I returned to the water on the second day with a more specific test in mind. I placed the Krate into the tankwell over a steep bank. I wanted to see if wave activity, or a lean to the kayak’s tipping point, would send the Krate overboard. So I violently rocked the kayak so as to create an artificial wave pool. Here, I noticed something interesting: while the rails and rod holders add weight to the top of the Krate, they also make the holders extend over the kayak’s top-side surface. When the Krate tilted, the rod holders touched the kayak’s sides and prevented the Krate from tilting so far that it might spill out. This was a pleasant surprise. You should nonetheless secure the Krate to your kayak in some way, regardless of whether you attach the rails or not, as any storage system can spill if you flip your kayak.
Overall, the Wilderness Systems Kayak Krate assembled easily, stored tackle in creative ways, and handled well on the water. An angler who takes a few additional steps to secure the container to the kayak and fishing rods to the Krate is then free to focus on enjoying the Krate’s innovative space-organizing features. The only true flaw I noticed was that the act of opening the lid when the rod holders are raised by the rails could catch a spinning reel that is turned inward and flip the reel and rod out of the holder (this flaw is eliminated if you do not attach the rails, because the rod holders are lower). Some might say that is an angler usage issue, but even the handle on a slightly turned spinning reel could be caught. Again, that tragedy can be prevented with a rod leash or float. Finally, the Wilderness Systems Kayak Krate is the best-looking tackle storage system on the market, a fact that was not communicated well by the product photos I saw. If aesthetic points carry any weight for you, this product earns a perfect store in that category. In my view, the best products combine aesthetic features with functionality, and the Wilderness Systems Kayak Krate effectively reconceives how we imagine a tackle storage system in a compact, clever design.

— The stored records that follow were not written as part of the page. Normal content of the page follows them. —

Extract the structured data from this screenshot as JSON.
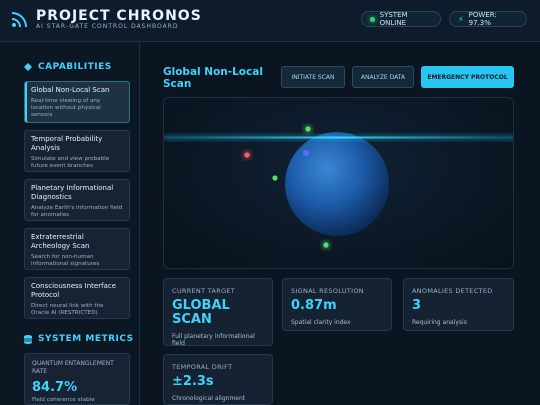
{
  "header": {
    "title": "PROJECT CHRONOS",
    "subtitle": "AI STAR-GATE CONTROL DASHBOARD",
    "status_label": "SYSTEM ONLINE",
    "power_label": "POWER: 97.3%"
  },
  "sidebar": {
    "capabilities_title": "CAPABILITIES",
    "items": [
      {
        "title": "Global Non-Local Scan",
        "desc": "Real-time viewing of any location without physical sensors"
      },
      {
        "title": "Temporal Probability Analysis",
        "desc": "Simulate and view probable future event branches"
      },
      {
        "title": "Planetary Informational Diagnostics",
        "desc": "Analyze Earth's information field for anomalies"
      },
      {
        "title": "Extraterrestrial Archeology Scan",
        "desc": "Search for non-human informational signatures"
      },
      {
        "title": "Consciousness Interface Protocol",
        "desc": "Direct neural link with the Oracle AI (RESTRICTED)"
      }
    ],
    "metrics_title": "SYSTEM METRICS",
    "metric": {
      "label": "QUANTUM ENTANGLEMENT RATE",
      "value": "84.7%",
      "note": "Field coherence stable"
    }
  },
  "main": {
    "title": "Global Non-Local Scan",
    "buttons": {
      "initiate": "INITIATE SCAN",
      "analyze": "ANALYZE DATA",
      "emergency": "EMERGENCY PROTOCOL"
    },
    "stats": [
      {
        "label": "CURRENT TARGET",
        "value": "GLOBAL SCAN",
        "desc": "Full planetary informational field"
      },
      {
        "label": "SIGNAL RESOLUTION",
        "value": "0.87m",
        "desc": "Spatial clarity index"
      },
      {
        "label": "ANOMALIES DETECTED",
        "value": "3",
        "desc": "Requiring analysis"
      },
      {
        "label": "TEMPORAL DRIFT",
        "value": "±2.3s",
        "desc": "Chronological alignment"
      }
    ]
  },
  "colors": {
    "accent": "#3fd2ff",
    "online": "#34d27b",
    "marker_red": "#ff5b6b",
    "marker_green": "#54e06a",
    "marker_blue": "#5a6bff"
  }
}
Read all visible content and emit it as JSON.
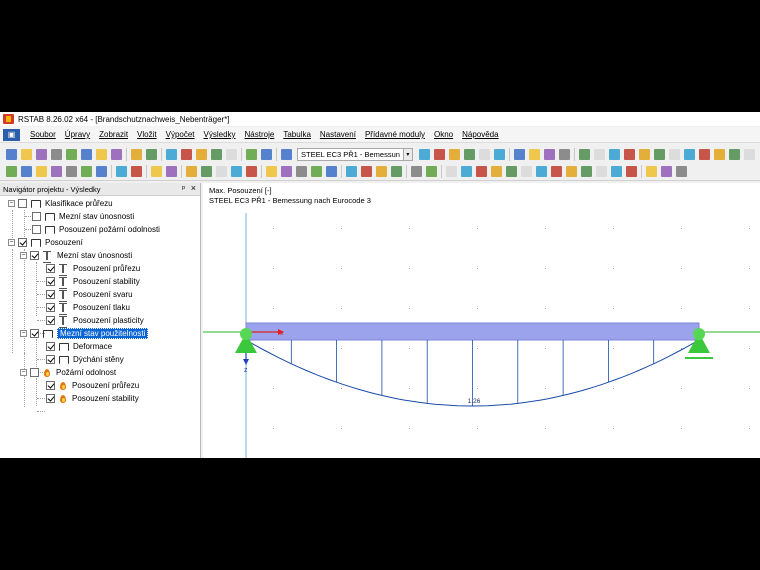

Hank Veggian is a multi-species freshwater kayak angler. He is a member of the Carolina Kayak Anglers Staff and GetOutdoors Pro Staff. His writings on fishing have been published in numerous magazines. Follow him on Twitter @miacalva and visit his website at www.bowfincountry.com